Task requirements
Which lines below hold the word "title"? Report each one.

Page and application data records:
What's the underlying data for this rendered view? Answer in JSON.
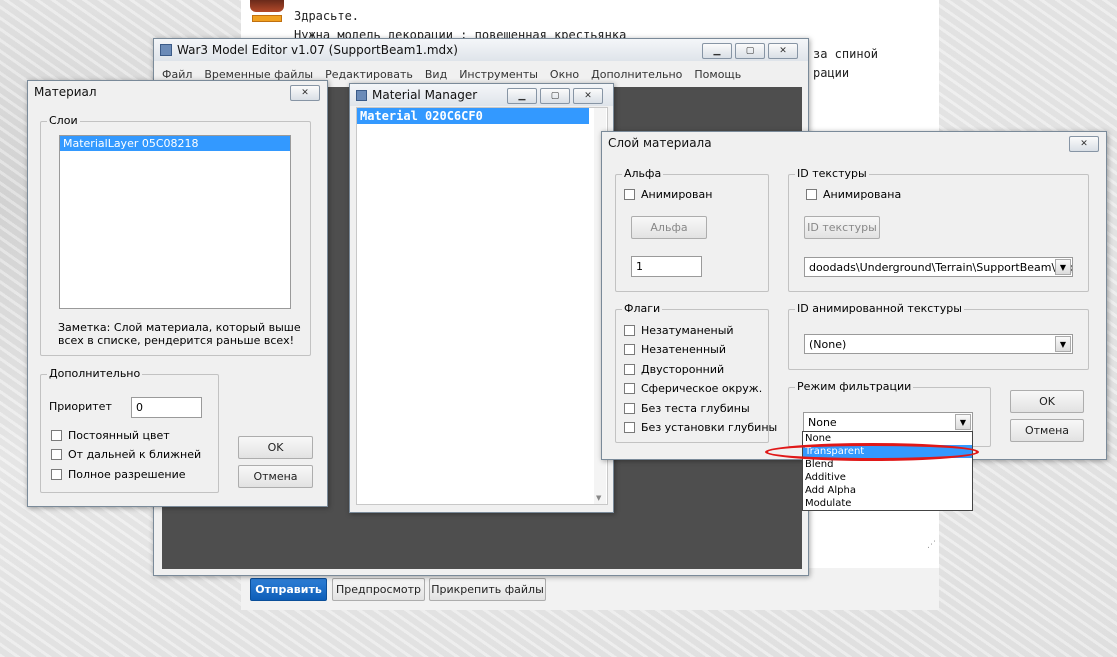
{
  "forum": {
    "lines": [
      "Здрасьте.",
      "Нужна модель декорации : повешенная крестьянка",
      "за спиной",
      "рации"
    ],
    "buttons": {
      "send": "Отправить",
      "preview": "Предпросмотр",
      "attach": "Прикрепить файлы"
    }
  },
  "editor": {
    "title": "War3 Model Editor v1.07 (SupportBeam1.mdx)",
    "menu": [
      "Файл",
      "Временные файлы",
      "Редактировать",
      "Вид",
      "Инструменты",
      "Окно",
      "Дополнительно",
      "Помощь"
    ]
  },
  "material_dialog": {
    "title": "Материал",
    "layers_label": "Слои",
    "layers": [
      "MaterialLayer 05C08218"
    ],
    "note": [
      "Заметка: Слой материала, который выше",
      "всех в списке, рендерится раньше всех!"
    ],
    "extra_label": "Дополнительно",
    "priority_label": "Приоритет",
    "priority_value": "0",
    "checkboxes": [
      "Постоянный цвет",
      "От дальней к ближней",
      "Полное разрешение"
    ],
    "ok": "OK",
    "cancel": "Отмена"
  },
  "material_manager": {
    "title": "Material Manager",
    "items": [
      "Material 020C6CF0"
    ]
  },
  "layer_dialog": {
    "title": "Слой материала",
    "alpha": {
      "label": "Альфа",
      "animated": "Анимирован",
      "button": "Альфа",
      "value": "1"
    },
    "texture": {
      "label": "ID текстуры",
      "animated": "Анимирована",
      "button": "ID текстуры",
      "path": "doodads\\Underground\\Terrain\\SupportBeam\\Suppo"
    },
    "flags": {
      "label": "Флаги",
      "items": [
        "Незатуманеный",
        "Незатененный",
        "Двусторонний",
        "Сферическое окруж.",
        "Без теста глубины",
        "Без установки глубины"
      ]
    },
    "anim_texture": {
      "label": "ID анимированной текстуры",
      "value": "(None)"
    },
    "filter": {
      "label": "Режим фильтрации",
      "value": "None",
      "options": [
        "None",
        "Transparent",
        "Blend",
        "Additive",
        "Add Alpha",
        "Modulate"
      ],
      "highlighted": "Transparent"
    },
    "ok": "OK",
    "cancel": "Отмена"
  },
  "colors": {
    "selection": "#3399ff",
    "annotation": "#e01818",
    "primary_button": "#0d5eb8"
  }
}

Exercise answer
    "title": "War3 Model Editor v1.07 (SupportBeam1.mdx)",
    "title": "Материал",
    "title": "Material Manager",
    "title": "Слой материала",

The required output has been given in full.